In a released last week, the Stockholm International Water Institute (SIWI) has urged nations pursuing the development of shale gas resources to require strict monitoring and regulation, because of its environmental consequences and impacts on scarce water resources.
Shale Gas and Hydraulic Fracturing: Framing the Water Issue makes these recommendations – all of which should be very familiar to frequent readers of this blog:
- Central and/or local governments engaged in or contemplating shale gas extraction must have clearly defined policies and enforcement strategies in place if the adverse consequences of fracking are to be minimised or avoided. This requires the development and use of a check list that covers both the anticipated benefits of fracking (market value of the shale gas and its jobs and other positive economic impacts) and areas where poor practices and inadequate regulation can lead to negative impacts such as:

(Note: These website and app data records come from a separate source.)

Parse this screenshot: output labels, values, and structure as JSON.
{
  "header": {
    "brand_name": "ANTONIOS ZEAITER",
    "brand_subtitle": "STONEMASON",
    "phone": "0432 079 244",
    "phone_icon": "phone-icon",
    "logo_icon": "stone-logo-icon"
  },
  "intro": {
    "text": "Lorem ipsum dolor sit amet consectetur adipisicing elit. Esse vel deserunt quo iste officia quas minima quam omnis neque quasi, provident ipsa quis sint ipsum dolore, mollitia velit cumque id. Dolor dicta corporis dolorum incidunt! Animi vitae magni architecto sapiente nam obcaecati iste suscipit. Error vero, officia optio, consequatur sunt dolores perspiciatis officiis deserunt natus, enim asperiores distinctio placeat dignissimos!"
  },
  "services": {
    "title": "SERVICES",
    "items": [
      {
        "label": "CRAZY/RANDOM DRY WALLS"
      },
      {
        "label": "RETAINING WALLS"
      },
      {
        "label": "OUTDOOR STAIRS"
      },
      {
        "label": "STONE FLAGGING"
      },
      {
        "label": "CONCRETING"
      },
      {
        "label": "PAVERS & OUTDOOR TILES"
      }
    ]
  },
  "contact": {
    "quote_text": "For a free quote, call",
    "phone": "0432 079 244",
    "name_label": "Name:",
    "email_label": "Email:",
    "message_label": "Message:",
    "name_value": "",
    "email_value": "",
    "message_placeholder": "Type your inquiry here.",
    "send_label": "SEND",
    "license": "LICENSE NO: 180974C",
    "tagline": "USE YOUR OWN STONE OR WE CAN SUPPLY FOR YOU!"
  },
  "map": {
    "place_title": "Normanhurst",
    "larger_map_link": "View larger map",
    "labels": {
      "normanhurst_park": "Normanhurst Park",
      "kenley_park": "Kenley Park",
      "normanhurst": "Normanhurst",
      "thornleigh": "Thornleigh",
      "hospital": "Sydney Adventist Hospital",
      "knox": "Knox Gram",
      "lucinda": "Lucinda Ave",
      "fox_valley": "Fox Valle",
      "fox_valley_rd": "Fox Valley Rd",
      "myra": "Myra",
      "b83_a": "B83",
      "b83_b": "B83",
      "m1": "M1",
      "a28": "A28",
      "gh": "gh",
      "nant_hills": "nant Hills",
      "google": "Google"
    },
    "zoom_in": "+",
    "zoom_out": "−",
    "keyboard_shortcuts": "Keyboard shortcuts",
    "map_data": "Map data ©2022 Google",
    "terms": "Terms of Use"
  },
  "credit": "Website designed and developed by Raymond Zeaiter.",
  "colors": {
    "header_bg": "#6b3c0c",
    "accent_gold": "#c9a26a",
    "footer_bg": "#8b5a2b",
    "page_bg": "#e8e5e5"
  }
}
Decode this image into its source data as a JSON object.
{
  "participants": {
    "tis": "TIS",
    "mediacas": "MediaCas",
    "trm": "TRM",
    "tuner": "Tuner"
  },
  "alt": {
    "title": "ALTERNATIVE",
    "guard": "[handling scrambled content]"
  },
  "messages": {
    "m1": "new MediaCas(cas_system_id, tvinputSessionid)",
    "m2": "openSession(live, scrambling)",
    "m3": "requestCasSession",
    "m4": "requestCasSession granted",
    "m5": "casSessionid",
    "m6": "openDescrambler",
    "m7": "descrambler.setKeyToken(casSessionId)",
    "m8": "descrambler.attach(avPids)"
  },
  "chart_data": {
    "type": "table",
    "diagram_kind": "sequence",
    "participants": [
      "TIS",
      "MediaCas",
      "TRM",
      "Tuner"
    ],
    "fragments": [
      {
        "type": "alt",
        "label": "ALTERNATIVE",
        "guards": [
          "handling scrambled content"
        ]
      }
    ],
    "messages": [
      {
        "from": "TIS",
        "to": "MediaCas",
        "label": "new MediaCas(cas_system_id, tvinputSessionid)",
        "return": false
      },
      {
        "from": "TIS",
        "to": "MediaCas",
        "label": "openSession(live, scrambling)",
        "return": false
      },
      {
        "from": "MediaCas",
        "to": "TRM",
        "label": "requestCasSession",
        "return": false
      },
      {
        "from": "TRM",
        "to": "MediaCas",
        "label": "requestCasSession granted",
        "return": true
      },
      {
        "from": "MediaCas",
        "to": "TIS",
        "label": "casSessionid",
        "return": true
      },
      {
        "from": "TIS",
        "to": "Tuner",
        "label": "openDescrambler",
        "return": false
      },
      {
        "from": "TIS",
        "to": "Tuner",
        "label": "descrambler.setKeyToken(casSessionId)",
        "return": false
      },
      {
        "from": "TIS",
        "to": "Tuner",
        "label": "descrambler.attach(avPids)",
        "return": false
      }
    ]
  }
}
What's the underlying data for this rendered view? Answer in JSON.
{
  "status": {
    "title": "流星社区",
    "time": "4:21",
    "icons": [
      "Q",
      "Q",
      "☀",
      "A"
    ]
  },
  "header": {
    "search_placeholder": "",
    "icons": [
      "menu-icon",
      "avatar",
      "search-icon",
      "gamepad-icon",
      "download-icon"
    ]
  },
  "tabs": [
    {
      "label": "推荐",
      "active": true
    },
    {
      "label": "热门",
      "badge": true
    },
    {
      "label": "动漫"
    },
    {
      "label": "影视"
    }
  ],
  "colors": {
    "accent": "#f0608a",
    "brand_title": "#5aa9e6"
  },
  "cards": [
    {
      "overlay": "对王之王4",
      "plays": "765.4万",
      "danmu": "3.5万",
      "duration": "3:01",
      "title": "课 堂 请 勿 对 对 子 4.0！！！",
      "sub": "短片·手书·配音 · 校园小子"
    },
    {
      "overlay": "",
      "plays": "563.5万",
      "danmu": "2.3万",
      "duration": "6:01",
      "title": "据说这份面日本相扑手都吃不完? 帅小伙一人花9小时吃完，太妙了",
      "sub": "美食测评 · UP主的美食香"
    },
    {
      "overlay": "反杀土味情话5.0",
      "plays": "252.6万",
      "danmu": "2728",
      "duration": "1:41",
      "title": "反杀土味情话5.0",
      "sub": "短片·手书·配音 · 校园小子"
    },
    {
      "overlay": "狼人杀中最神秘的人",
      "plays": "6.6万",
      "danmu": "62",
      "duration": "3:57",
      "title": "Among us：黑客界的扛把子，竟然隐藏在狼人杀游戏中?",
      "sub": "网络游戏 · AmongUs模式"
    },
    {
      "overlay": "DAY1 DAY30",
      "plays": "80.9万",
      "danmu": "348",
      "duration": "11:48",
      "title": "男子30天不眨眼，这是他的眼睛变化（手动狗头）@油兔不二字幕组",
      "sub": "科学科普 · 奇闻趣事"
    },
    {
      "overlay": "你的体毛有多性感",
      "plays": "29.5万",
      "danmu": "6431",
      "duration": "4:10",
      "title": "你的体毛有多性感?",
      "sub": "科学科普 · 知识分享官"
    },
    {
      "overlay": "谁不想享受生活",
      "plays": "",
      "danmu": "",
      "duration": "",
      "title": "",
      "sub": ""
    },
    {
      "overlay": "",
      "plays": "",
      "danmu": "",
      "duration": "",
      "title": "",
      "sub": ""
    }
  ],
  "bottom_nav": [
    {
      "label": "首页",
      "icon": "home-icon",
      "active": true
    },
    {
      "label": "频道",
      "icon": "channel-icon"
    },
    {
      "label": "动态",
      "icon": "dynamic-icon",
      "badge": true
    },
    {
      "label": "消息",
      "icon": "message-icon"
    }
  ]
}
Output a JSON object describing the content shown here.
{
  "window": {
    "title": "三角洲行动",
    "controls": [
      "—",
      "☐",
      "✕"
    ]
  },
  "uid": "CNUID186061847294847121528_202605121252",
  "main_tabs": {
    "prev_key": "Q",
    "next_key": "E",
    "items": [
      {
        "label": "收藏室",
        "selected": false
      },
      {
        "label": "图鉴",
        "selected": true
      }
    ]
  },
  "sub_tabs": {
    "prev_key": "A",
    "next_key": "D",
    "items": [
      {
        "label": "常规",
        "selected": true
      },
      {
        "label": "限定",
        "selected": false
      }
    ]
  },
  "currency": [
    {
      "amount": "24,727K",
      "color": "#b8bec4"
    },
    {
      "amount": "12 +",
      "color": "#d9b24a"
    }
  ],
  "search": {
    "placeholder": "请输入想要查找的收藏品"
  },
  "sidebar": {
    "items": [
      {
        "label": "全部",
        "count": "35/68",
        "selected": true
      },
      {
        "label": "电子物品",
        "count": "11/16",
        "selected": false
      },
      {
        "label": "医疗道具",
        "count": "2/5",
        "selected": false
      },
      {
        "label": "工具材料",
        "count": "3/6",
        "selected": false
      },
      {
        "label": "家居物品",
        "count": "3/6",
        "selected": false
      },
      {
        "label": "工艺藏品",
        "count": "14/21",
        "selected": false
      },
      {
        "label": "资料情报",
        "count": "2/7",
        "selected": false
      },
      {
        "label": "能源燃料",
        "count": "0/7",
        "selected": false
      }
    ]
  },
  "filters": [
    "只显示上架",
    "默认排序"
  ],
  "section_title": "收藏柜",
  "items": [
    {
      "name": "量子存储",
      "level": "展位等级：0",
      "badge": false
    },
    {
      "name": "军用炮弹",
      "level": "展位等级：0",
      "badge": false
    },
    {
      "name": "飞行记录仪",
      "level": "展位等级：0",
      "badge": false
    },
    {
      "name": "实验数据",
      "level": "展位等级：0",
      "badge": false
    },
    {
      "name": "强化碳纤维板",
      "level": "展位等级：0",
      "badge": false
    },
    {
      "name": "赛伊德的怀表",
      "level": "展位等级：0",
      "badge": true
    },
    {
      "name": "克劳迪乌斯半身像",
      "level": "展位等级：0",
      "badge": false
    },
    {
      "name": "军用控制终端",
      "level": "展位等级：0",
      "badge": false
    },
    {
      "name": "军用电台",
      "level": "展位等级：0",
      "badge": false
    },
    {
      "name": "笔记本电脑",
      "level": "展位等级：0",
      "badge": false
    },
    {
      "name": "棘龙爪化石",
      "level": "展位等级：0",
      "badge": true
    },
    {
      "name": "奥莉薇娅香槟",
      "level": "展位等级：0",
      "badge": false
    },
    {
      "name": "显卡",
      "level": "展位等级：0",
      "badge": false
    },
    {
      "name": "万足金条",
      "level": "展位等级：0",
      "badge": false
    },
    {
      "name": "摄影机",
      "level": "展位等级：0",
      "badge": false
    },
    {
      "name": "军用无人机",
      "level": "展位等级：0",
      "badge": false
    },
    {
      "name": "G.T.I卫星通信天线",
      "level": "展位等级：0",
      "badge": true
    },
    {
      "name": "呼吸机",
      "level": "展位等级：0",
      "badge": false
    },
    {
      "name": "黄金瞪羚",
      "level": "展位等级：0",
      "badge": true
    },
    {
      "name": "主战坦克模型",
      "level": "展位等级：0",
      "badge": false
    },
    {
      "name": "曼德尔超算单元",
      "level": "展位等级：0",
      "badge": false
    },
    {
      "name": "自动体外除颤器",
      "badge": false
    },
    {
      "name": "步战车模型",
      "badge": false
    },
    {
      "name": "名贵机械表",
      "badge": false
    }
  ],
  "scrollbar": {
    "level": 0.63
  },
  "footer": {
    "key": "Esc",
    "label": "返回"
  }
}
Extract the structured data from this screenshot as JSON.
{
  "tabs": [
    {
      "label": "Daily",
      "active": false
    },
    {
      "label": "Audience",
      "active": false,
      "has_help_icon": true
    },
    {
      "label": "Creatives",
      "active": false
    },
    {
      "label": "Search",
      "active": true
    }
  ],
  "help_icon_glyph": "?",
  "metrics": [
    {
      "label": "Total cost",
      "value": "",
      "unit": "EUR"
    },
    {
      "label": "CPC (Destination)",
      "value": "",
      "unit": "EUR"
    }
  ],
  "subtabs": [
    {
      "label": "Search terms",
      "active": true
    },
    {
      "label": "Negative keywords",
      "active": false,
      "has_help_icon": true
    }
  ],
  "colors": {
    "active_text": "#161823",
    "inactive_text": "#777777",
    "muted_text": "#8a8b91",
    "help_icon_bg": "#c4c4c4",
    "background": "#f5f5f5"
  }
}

This check list should be based on best available science and informed by best practices elsewhere. Regulations must be broadly implemented and adopted in a transparent, participatory process that allows all stakeholder voices to be heard.
Where conflicts arise between broad public interests and the protection of proprietary information, enforcement agencies must insist on full disclosure to ensure maximum protection of public health and the environment…
- The current research gap on possible negative impacts related to fracking must be closed as quickly as possible, to facilitate informed decisions.
These impacts include damage to water and air quality, global warming consequences from fracking operations, seismic damage from injected water, and community disruption.
Impacts research should also include analysis of the positive benefits of fracking and the costs of compliance. Research on improved fracking technologies and treatment of waste water returns needs to be encouraged and supported.
- Water quantity and quality impacts must be fully reported, monitored, and regulated.
There must be full disclosure of fracking water sources, quantity and costs, monitoring and disclosure of waste water quality and disposal, a requirement for mining permits for the use of fossil (ancient, non-rechargeable) water, and identification of competing water uses.
These are self-evident and common-sense recommendations. They were issued, plainly, because shale gas development in the US proceeded largely without them.